PROBLEM DETAILS:
Search the data for the word "true" and copy out every line that has it.

Stored records:
═══

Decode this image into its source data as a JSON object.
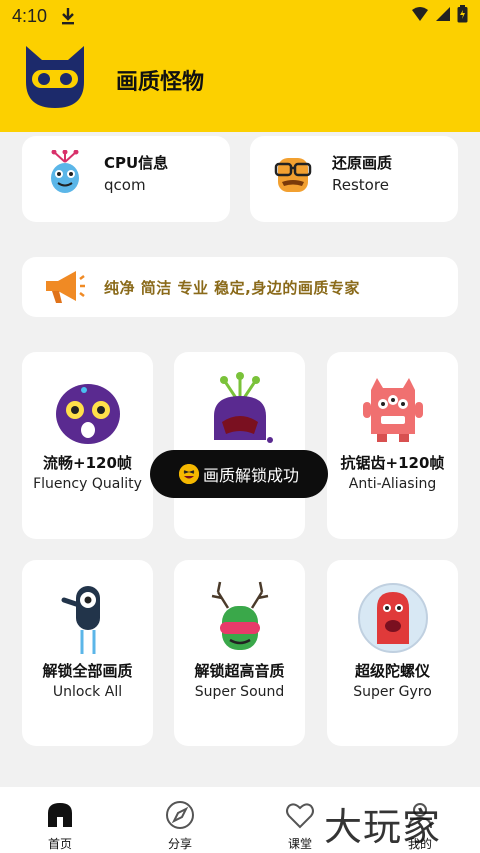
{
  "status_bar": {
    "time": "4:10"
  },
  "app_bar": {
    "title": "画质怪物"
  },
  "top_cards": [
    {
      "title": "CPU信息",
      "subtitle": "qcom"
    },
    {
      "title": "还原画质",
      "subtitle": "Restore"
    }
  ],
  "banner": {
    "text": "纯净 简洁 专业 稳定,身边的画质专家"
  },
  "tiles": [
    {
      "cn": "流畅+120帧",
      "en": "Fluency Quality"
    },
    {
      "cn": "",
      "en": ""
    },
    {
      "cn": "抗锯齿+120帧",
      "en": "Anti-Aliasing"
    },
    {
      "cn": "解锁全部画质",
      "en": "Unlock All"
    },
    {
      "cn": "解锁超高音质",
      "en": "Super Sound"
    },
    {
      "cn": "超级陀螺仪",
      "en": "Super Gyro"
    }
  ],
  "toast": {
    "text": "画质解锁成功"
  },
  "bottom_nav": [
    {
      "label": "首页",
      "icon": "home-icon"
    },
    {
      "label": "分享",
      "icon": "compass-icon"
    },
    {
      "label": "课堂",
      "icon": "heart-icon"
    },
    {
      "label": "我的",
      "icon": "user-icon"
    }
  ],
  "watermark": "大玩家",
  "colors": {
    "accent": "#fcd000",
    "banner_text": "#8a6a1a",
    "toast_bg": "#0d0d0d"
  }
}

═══

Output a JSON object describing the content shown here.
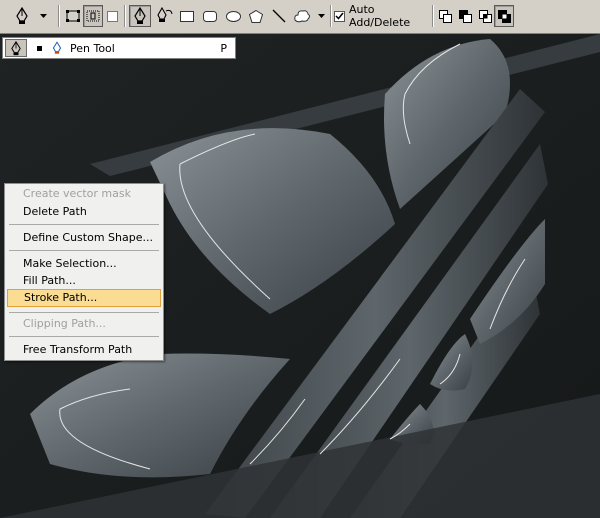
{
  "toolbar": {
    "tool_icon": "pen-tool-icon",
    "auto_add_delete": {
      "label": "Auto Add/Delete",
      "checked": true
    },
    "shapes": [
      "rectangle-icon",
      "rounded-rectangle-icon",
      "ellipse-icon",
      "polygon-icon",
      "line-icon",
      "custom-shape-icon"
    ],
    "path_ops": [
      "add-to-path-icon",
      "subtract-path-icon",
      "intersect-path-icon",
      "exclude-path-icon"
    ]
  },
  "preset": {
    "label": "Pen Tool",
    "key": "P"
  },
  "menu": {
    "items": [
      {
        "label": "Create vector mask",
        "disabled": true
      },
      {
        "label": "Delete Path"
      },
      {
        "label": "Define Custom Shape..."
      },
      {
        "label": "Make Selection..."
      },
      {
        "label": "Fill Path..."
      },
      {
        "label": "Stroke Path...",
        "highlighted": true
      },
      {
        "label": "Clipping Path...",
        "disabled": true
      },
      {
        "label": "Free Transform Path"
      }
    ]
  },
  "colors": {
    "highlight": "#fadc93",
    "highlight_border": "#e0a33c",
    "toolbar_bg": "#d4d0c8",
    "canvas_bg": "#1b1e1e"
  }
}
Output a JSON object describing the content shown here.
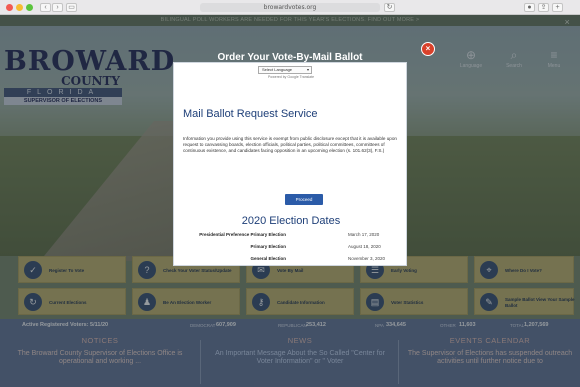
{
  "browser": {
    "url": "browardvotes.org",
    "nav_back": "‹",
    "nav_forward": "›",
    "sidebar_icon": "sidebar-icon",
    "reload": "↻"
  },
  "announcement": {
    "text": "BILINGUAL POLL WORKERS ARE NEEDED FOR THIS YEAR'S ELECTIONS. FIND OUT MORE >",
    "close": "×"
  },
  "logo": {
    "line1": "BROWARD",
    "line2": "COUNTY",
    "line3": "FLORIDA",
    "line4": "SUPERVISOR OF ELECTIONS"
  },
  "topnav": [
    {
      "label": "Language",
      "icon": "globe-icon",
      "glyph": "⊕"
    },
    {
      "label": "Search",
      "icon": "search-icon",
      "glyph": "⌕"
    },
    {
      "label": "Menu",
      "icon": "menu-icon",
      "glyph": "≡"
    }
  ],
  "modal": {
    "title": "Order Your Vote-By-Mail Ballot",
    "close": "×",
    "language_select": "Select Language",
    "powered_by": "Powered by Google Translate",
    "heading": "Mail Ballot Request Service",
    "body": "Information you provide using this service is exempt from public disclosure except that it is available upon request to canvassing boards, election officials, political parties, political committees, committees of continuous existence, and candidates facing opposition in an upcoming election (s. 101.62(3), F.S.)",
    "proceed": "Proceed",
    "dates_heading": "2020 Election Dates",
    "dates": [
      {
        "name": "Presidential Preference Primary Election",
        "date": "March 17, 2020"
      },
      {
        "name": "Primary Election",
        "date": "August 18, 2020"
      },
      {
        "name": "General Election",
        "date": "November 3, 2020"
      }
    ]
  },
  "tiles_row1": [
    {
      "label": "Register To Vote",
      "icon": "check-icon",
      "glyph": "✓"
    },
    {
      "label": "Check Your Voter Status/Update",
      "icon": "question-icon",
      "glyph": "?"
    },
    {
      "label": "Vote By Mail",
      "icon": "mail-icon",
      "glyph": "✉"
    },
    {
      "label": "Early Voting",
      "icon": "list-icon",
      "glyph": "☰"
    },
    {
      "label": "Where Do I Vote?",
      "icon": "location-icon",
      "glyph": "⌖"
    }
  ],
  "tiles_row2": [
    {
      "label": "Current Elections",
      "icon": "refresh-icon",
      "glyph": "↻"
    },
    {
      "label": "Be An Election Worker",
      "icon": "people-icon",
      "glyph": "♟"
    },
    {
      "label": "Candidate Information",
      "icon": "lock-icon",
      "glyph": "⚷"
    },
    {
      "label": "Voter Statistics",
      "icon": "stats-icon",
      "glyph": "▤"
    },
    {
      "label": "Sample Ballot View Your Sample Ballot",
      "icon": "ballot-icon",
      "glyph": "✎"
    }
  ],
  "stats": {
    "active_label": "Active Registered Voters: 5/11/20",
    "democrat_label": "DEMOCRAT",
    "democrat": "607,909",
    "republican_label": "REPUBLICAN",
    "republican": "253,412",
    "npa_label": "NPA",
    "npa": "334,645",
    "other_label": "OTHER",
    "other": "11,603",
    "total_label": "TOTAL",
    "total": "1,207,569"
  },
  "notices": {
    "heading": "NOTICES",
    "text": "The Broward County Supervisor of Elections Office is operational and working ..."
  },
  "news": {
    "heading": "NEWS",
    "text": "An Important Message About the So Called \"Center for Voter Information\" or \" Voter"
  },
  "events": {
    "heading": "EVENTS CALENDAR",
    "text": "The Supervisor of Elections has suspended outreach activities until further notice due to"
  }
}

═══

WRITTEN ANSWER:
      "checked": true
        "disabled": true
        "highlighted": true
        "disabled": true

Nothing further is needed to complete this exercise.